▸ What the task asks: With nothing left out, give the data back exactly.

__________

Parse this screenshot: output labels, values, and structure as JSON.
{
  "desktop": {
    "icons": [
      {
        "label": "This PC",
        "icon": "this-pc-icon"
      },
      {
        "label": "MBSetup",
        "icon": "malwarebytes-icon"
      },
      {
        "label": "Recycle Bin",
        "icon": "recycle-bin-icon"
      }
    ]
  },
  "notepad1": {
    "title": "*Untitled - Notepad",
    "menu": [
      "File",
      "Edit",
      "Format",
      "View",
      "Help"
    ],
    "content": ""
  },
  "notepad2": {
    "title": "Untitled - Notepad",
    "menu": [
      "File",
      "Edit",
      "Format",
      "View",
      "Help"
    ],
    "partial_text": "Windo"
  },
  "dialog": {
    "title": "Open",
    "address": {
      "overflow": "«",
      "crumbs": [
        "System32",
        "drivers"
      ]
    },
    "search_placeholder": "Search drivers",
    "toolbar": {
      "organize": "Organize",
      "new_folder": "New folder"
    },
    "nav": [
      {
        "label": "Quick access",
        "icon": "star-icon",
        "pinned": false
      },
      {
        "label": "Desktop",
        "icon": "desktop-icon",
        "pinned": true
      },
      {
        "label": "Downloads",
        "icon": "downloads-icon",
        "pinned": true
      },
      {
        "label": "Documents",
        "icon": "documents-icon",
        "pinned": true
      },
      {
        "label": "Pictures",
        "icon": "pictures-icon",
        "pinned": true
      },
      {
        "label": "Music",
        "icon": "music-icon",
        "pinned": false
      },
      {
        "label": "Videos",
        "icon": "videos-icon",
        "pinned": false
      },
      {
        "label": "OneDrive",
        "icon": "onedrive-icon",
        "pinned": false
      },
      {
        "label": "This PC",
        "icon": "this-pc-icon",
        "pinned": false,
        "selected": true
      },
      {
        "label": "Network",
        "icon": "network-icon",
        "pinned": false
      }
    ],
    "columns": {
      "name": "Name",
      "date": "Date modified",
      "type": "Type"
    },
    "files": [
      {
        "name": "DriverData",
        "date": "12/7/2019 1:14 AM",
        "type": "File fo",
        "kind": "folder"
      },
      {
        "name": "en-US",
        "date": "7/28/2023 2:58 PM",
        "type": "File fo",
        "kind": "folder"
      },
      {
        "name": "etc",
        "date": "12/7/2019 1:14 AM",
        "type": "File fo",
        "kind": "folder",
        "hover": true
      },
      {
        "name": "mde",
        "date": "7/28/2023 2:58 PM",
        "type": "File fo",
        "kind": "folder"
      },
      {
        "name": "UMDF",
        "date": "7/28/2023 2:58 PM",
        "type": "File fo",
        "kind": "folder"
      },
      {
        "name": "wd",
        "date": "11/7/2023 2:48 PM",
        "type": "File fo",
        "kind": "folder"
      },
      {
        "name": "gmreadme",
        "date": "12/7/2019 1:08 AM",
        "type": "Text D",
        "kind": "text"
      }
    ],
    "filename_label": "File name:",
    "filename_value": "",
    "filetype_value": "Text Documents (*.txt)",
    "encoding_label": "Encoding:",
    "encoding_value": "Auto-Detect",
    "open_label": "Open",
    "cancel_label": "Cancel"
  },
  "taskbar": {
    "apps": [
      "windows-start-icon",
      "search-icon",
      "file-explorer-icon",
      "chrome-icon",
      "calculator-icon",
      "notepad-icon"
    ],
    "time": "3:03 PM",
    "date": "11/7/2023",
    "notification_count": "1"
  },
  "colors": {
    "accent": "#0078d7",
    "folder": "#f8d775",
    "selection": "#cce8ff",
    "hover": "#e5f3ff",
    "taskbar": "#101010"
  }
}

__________

▸ Task result:
Parse this screenshot: output labels, values, and structure as JSON.
{
  "desktop": {
    "icons": [
      {
        "label": "This PC",
        "icon": "this-pc-icon"
      },
      {
        "label": "MBSetup",
        "icon": "malwarebytes-icon"
      },
      {
        "label": "Recycle Bin",
        "icon": "recycle-bin-icon"
      }
    ]
  },
  "notepad1": {
    "title": "*Untitled - Notepad",
    "menu": [
      "File",
      "Edit",
      "Format",
      "View",
      "Help"
    ],
    "content": ""
  },
  "notepad2": {
    "title": "Untitled - Notepad",
    "menu": [
      "File",
      "Edit",
      "Format",
      "View",
      "Help"
    ],
    "partial_text": "Windo"
  },
  "dialog": {
    "title": "Open",
    "address": {
      "overflow": "«",
      "crumbs": [
        "System32",
        "drivers"
      ]
    },
    "search_placeholder": "Search drivers",
    "toolbar": {
      "organize": "Organize",
      "new_folder": "New folder"
    },
    "nav": [
      {
        "label": "Quick access",
        "icon": "star-icon",
        "pinned": false
      },
      {
        "label": "Desktop",
        "icon": "desktop-icon",
        "pinned": true
      },
      {
        "label": "Downloads",
        "icon": "downloads-icon",
        "pinned": true
      },
      {
        "label": "Documents",
        "icon": "documents-icon",
        "pinned": true
      },
      {
        "label": "Pictures",
        "icon": "pictures-icon",
        "pinned": true
      },
      {
        "label": "Music",
        "icon": "music-icon",
        "pinned": false
      },
      {
        "label": "Videos",
        "icon": "videos-icon",
        "pinned": false
      },
      {
        "label": "OneDrive",
        "icon": "onedrive-icon",
        "pinned": false
      },
      {
        "label": "This PC",
        "icon": "this-pc-icon",
        "pinned": false,
        "selected": true
      },
      {
        "label": "Network",
        "icon": "network-icon",
        "pinned": false
      }
    ],
    "columns": {
      "name": "Name",
      "date": "Date modified",
      "type": "Type"
    },
    "files": [
      {
        "name": "DriverData",
        "date": "12/7/2019 1:14 AM",
        "type": "File fo",
        "kind": "folder"
      },
      {
        "name": "en-US",
        "date": "7/28/2023 2:58 PM",
        "type": "File fo",
        "kind": "folder"
      },
      {
        "name": "etc",
        "date": "12/7/2019 1:14 AM",
        "type": "File fo",
        "kind": "folder",
        "hover": true
      },
      {
        "name": "mde",
        "date": "7/28/2023 2:58 PM",
        "type": "File fo",
        "kind": "folder"
      },
      {
        "name": "UMDF",
        "date": "7/28/2023 2:58 PM",
        "type": "File fo",
        "kind": "folder"
      },
      {
        "name": "wd",
        "date": "11/7/2023 2:48 PM",
        "type": "File fo",
        "kind": "folder"
      },
      {
        "name": "gmreadme",
        "date": "12/7/2019 1:08 AM",
        "type": "Text D",
        "kind": "text"
      }
    ],
    "filename_label": "File name:",
    "filename_value": "",
    "filetype_value": "Text Documents (*.txt)",
    "encoding_label": "Encoding:",
    "encoding_value": "Auto-Detect",
    "open_label": "Open",
    "cancel_label": "Cancel"
  },
  "taskbar": {
    "apps": [
      "windows-start-icon",
      "search-icon",
      "file-explorer-icon",
      "chrome-icon",
      "calculator-icon",
      "notepad-icon"
    ],
    "time": "3:03 PM",
    "date": "11/7/2023",
    "notification_count": "1"
  },
  "colors": {
    "accent": "#0078d7",
    "folder": "#f8d775",
    "selection": "#cce8ff",
    "hover": "#e5f3ff",
    "taskbar": "#101010"
  }
}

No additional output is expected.